RSS icon

Top Stories

DEAR WORKFORCE

Will A Checklist Help Us Recruit More Effectively?

How can I find a standard checklist or procedure for upper management to use to communicate recruiting needs? Currently we are not being informed until long after the employee is to be terminated, allowing little time for quality replacements. —Kept in the Dark, human resources director, hospitality, Prairie Village, Kansas
December 14, 2011
ASK A QUESTION
Related Topics: Internal Recruiting, Dear Workforce, Recruitment
Reprints

Dear Kept in the Dark:

The checklist is the easy part. Before tackling that, however, let's first examine the underlying problem: that upper management isn't informing your recruiters until well after positions become vacant.

This sounds like a "disconnect" in which human resources partners fail to keep each other informed, rather than an oversight by upper management. But learning about terminated employees earlier in the game is not the only condition you'll want to address.

How prepared are you for downstream changes in your business (six to 12 months out) that may require you to recruit a huge volume of experienced professionals with scarce new skills—more people than your organization has experience recruiting?
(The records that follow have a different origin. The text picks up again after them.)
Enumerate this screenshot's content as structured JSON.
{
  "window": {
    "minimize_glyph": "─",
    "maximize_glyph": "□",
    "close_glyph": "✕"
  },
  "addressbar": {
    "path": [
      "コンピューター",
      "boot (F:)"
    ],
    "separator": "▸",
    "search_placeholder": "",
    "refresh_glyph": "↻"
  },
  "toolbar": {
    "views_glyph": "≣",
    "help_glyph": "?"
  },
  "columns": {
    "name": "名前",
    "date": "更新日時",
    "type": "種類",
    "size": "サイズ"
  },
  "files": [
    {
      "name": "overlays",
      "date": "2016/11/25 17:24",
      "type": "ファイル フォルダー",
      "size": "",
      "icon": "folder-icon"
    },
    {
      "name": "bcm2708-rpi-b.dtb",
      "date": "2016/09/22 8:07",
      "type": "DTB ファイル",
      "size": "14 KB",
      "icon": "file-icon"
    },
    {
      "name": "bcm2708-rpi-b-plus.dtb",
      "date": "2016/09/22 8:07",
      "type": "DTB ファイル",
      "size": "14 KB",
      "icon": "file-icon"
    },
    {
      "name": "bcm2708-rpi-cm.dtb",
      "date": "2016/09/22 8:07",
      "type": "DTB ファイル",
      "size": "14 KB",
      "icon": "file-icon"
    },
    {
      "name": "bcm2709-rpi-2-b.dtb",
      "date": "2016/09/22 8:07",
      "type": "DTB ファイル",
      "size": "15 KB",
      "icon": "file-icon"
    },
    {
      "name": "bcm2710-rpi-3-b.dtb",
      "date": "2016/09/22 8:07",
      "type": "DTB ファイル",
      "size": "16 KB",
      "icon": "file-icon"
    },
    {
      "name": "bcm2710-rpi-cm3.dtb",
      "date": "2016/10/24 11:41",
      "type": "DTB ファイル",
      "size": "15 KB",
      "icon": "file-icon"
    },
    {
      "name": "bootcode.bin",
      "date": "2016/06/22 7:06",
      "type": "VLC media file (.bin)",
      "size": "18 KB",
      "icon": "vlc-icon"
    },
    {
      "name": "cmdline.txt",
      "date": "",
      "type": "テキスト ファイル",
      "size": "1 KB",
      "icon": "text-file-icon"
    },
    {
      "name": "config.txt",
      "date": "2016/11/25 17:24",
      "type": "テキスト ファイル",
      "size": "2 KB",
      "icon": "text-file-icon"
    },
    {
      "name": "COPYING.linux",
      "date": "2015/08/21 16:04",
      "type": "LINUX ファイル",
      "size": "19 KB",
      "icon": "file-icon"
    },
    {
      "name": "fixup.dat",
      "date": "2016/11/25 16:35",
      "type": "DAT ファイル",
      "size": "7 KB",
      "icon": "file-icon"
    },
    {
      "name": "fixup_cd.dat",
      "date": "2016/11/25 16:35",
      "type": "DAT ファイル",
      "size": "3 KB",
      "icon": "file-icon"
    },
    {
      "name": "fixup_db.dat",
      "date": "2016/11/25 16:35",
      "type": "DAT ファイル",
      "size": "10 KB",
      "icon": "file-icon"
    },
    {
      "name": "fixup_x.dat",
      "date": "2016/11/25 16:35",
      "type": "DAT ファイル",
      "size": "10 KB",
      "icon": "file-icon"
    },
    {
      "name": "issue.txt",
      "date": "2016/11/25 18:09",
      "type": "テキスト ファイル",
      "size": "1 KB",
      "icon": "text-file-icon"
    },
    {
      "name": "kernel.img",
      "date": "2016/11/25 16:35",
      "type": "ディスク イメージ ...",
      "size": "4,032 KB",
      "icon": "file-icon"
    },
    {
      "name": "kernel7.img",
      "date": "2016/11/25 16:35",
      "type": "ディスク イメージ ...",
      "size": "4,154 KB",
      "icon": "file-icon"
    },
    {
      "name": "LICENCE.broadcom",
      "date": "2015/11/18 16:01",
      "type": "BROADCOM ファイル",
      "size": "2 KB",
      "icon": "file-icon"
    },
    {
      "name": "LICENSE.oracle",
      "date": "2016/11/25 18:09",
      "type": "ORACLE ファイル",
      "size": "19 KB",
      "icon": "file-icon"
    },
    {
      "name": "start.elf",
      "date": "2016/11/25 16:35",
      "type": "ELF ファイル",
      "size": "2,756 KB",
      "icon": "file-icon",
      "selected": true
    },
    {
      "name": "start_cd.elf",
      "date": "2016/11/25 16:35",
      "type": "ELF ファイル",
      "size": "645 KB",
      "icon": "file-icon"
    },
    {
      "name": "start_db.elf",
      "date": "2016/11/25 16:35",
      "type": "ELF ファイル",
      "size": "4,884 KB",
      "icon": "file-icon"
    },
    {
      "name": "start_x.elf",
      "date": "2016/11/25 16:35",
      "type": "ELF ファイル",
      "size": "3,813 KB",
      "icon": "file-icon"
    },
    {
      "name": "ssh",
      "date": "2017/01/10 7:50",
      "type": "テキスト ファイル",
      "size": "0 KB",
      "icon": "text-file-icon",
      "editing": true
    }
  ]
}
Also, think about the problem of planned growth within divisions that possess solid succession plans, where you know who will step into newly created positions. If these high-potential, high-performance employees are scheduled to move from their current positions, maybe your recruiting effort should focus on looking for candidates to backstop these high performers now.

We could actually make a long list of situations where the added value of recruiting might resonate with hiring managers, HR partners, upper management and other stakeholders. Rather than a checklist, what you need is a mutual agreement that is written and signed by the different parties responsible for recruiting.
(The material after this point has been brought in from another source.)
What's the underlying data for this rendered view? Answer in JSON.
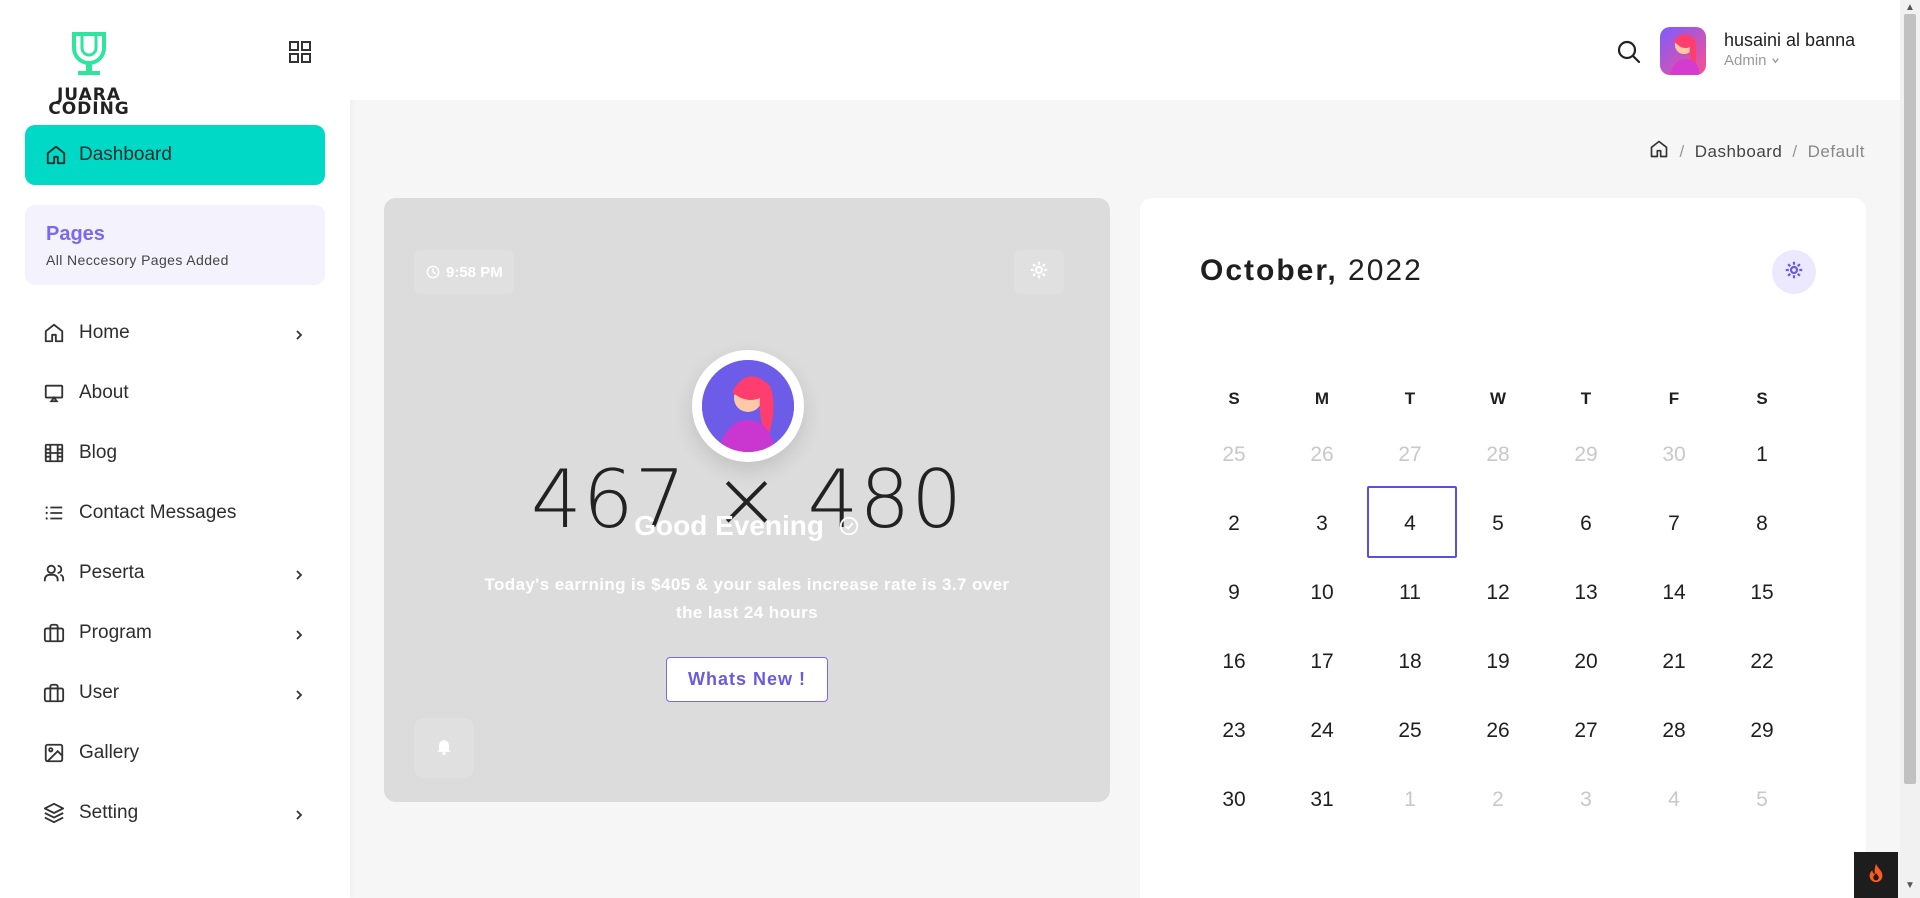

Here's how it should look. First, it typically arises out of a series of discussions between human resources and other business leaders to establish the quality of your services. These service level agreements, or SLAs, are primarily a contracting tool keyed to establish and meet clients' expectations. The client and the service provider (recruiting, for example, or more likely HR) determine in advance which services and performance levels will be provided, and decide how the success or failure of an SLA is measured.

In staffing, an SLA should essentially speak to the expectations of recruiters, recruiting coordinators, interviewers and hiring managers, since their partnership is essential to the attainment of your goals. Any worthwhile agreement would also describe the process, roles, timeframes, and accountabilities for all parties.

An SLA for recruiting might include an outline of the complete process used by recruiters and hiring manages to fill job openings as quickly and efficiently as possible. A staffing SLA takes managers step by step through this process—from submitting a requisition to extending an offer—and notes applicable turnaround times.

The most competitive corporations use SLAs to manage the quality of their process, and it isn't unusual to have several SLAs in place between internal HR functions, i.e., recruiting and other HR services.

The solution isn't to look for, and adopt, an SLA template (although there are many). Rather, you should engage all the stakeholders in your process: hiring managers, upper management, recruiters, recruiting coordinators, vendors, and candidates, and establish a level of service they can expect from you—and what you need in return to commit to it.

SOURCE: Gerry Crispin, CareerXroads, Kendall Park, New Jersey

LEARN MORE: Get more recruiting insights by reading "Tips for Fast Turnaround."

The information contained in this article is intended to provide useful information on the topic covered, but should not be construed as legal advice or a legal opinion. Also remember that state laws may differ from the federal law.

ASK A QUESTION

 The information contained in this article is intended to provide useful information on the topic covered, but should not be construed as legal advice or a legal opinion. Also remember that state laws may differ from the federal law.

If you have any questions or concerns about Workforce.com, please email customerservice@workforce.com or call 312-676-9900.

The Workforce fax number is 312-676-9901.

Sign up for Dear Workforce e-newsletters!

Comments powered by Disqus